Geo SG’s task during an exercise is to collect, process and analyze the geographic information required to produce custom map products.
“For a deployment in Africa, for example, our services are essential. Updated maps for the area will hardly be available, and much of the information will need to be supplemented. Roads and bridges often change in these areas due to wet and dry periods,” says Klas Karlsson.
“Realistic maps during the final exercise gave us a taste of what to expect.”
Recruiting the 12 Geo SG members was not difficult. In order for the reaction force to perform well in the field, the ambition was to create a team with the broadest possible competence. The group’s members have international experience from the Balkans and Liberia. The Finnish contingent is specialized in its own areas of expertise, which include terrain analysis and field surveying.
Satellite images secured first
The first task in an NBG mission is to obtain data for quality-assuring satellite images, which are an import source for detailed maps. This is done by measuring coordinates for cross-roads and other landmarks using advanced GPS techniques with an accuracy greater than one meter.
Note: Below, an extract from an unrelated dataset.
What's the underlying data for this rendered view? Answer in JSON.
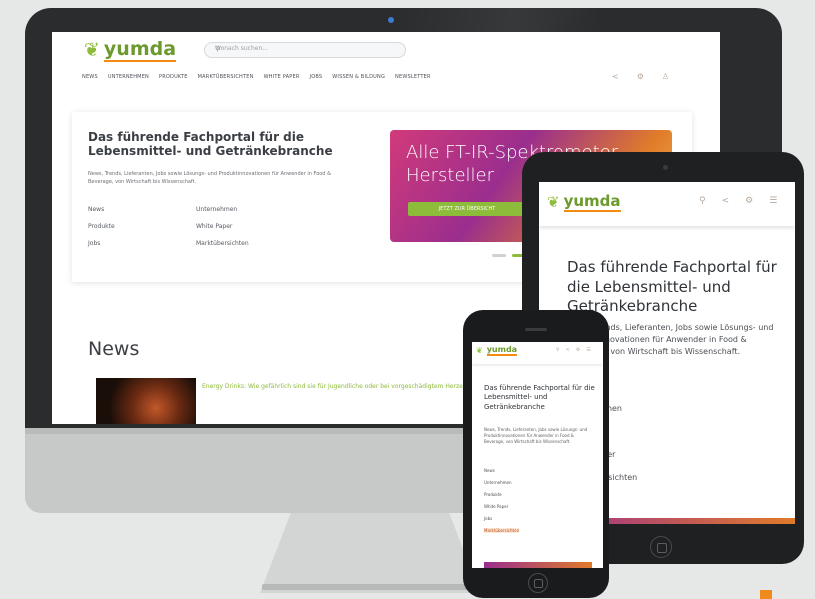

At its home base in Stockholm, Geo SG then adjusts existing maps and satellite images over the area, based on data reported from the field.
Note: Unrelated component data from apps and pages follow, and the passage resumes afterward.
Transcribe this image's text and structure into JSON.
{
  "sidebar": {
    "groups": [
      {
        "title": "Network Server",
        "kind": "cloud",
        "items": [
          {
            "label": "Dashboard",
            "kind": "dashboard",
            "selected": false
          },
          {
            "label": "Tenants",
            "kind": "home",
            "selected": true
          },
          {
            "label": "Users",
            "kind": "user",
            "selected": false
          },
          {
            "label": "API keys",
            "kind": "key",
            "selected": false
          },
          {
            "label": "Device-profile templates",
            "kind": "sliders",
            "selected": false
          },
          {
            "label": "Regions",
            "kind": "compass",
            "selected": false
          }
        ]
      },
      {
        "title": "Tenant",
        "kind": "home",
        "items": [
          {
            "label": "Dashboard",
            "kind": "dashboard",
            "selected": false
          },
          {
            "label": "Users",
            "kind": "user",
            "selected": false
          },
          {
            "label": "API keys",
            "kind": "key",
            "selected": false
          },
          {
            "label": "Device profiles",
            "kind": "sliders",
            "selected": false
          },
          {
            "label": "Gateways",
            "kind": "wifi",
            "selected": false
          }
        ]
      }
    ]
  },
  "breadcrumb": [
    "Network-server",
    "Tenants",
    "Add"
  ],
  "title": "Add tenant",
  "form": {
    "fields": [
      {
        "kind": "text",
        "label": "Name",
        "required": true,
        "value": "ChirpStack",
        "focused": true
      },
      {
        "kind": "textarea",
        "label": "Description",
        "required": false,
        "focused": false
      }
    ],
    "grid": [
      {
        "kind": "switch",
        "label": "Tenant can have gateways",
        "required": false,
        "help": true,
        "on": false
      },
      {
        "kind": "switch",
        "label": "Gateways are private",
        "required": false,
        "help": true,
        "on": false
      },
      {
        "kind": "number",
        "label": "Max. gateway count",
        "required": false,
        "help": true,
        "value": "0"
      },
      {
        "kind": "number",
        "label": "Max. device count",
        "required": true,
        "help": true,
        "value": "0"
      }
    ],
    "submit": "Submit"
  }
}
Supporting data from the companies
In the mission area, Geo SG conducts road measurements together with the rifle companies using the ordinary GPS receivers found in every vehicle. After a patrol round, the data is uploaded to Geo GS, which then used this data and locally obtained paper maps to create new road maps.
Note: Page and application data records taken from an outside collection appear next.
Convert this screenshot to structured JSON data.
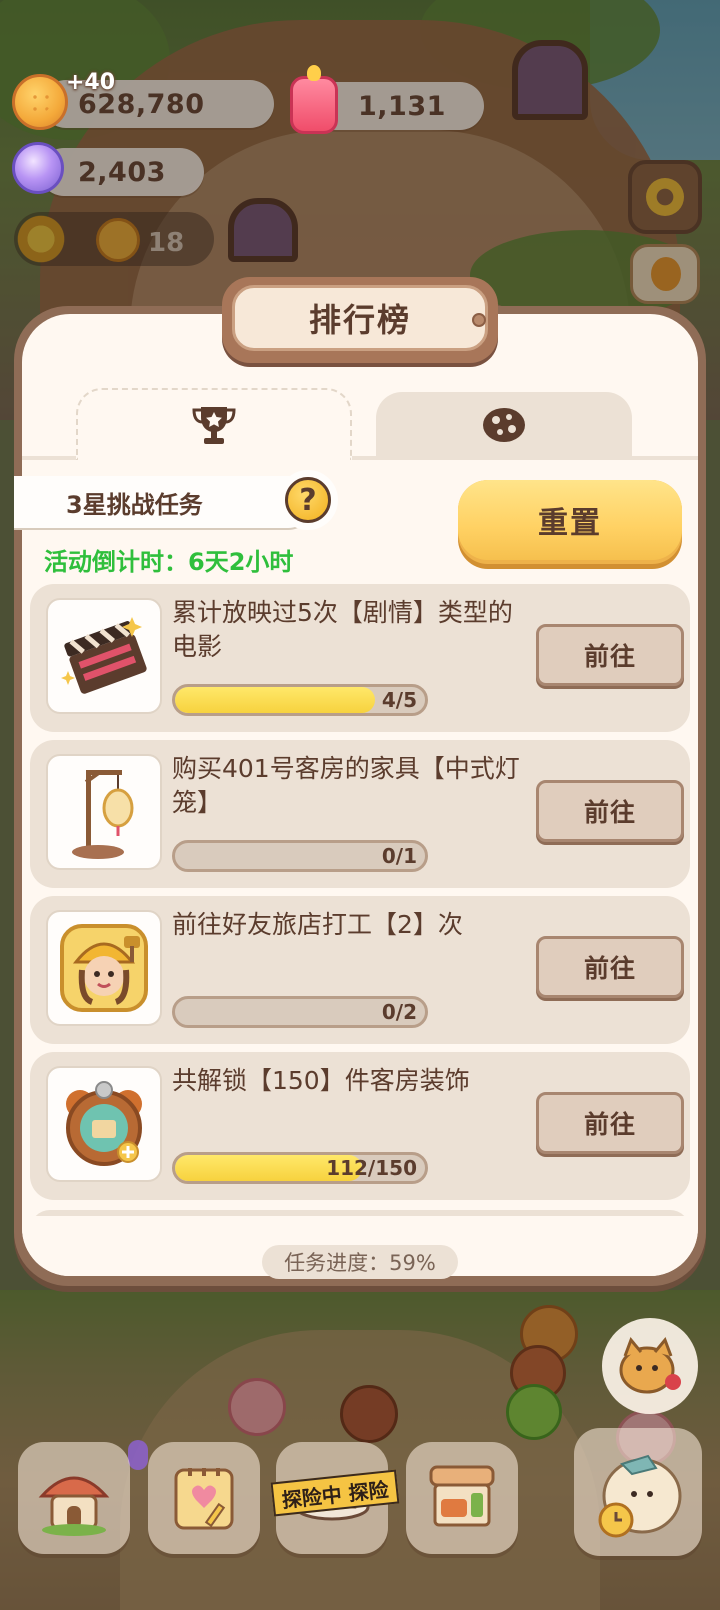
{
  "hud": {
    "coins": "628,780",
    "coins_gain": "+40",
    "candles": "1,131",
    "gems": "2,403",
    "side_count": "18"
  },
  "panel": {
    "title": "排行榜",
    "tabs": [
      {
        "icon": "trophy-icon",
        "active": true
      },
      {
        "icon": "cookie-icon",
        "active": false
      }
    ],
    "event_name": "3星挑战任务",
    "help_label": "?",
    "countdown_label": "活动倒计时：",
    "countdown_value": "6天2小时",
    "reset_label": "重置",
    "tasks": [
      {
        "text": "累计放映过5次【剧情】类型的电影",
        "progress": "4/5",
        "fraction": 0.8,
        "button": "前往",
        "icon": "clapperboard-icon"
      },
      {
        "text": "购买401号客房的家具【中式灯笼】",
        "progress": "0/1",
        "fraction": 0.0,
        "button": "前往",
        "icon": "lantern-icon"
      },
      {
        "text": "前往好友旅店打工【2】次",
        "progress": "0/2",
        "fraction": 0.0,
        "button": "前往",
        "icon": "worker-avatar-icon"
      },
      {
        "text": "共解锁【150】件客房装饰",
        "progress": "112/150",
        "fraction": 0.7467,
        "button": "前往",
        "icon": "decor-badge-icon"
      }
    ],
    "overall_progress": "任务进度：59%"
  },
  "dock": {
    "explore_tape": "探险中 探险"
  },
  "colors": {
    "accent_yellow": "#ffd163",
    "countdown_green": "#2fbf3c",
    "text_brown": "#5b3c2d",
    "panel_bg": "#fff8f1",
    "card_bg": "#ece1d5"
  }
}
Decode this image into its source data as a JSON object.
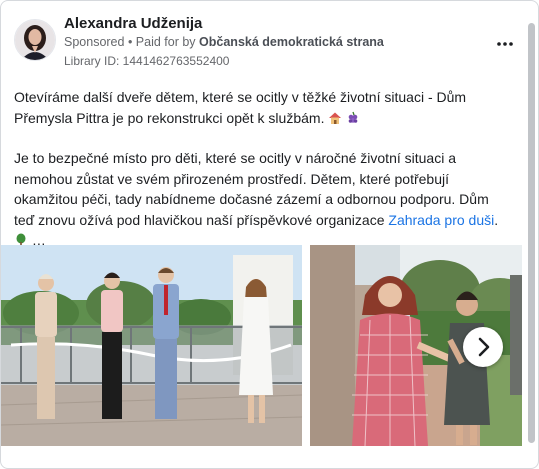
{
  "post": {
    "author": "Alexandra Udženija",
    "sponsored_label": "Sponsored",
    "paid_for_prefix": "• Paid for by",
    "payer": "Občanská demokratická strana",
    "library_id": "Library ID: 1441462763552400",
    "paragraph1": "Otevíráme další dveře dětem, které se ocitly v těžké životní situaci - Dům Přemysla Pittra je po rekonstrukci opět k službám.",
    "paragraph2_text": "Je to bezpečné místo pro děti, které se ocitly v náročné životní situaci a nemohou zůstat ve svém přirozeném prostředí. Dětem, které potřebují okamžitou péči, tady nabídneme dočasné zázemí a odbornou podporu. Dům teď znovu ožívá pod hlavičkou naší příspěvkové organizace",
    "link_text": "Zahrada pro duši",
    "see_more": "…",
    "emojis": [
      "house-icon",
      "grapes-icon",
      "tree-icon"
    ]
  },
  "carousel": {
    "images": [
      "ribbon-cutting-photo",
      "handshake-photo"
    ],
    "next_icon": "chevron-right-icon"
  }
}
With a portable computer and printer, Geo GS can begin producing maps on location to support the troops. These may vary from personal escape and evasion maps on waterproof paper for each soldier to planning maps in large format for staff operations.
“In Sweden, we have very excellent maps. We are also used to certain types of terrain and know how the local terrain is affected by seasonal weather. In a mission area, everything can be completely different, and the supporting data is undoubtedly very deficient,” says Klas Karlsson.
“NBG’s final exercise in northern Sweden was therefore conducted using very realistic map materials. The maps were not so poor that the exercise could not be completed, but they gave us a taste of what to expect. Good maps are not at all self-evident!” concludes Klas Karlsson.
Text: Anna Verputten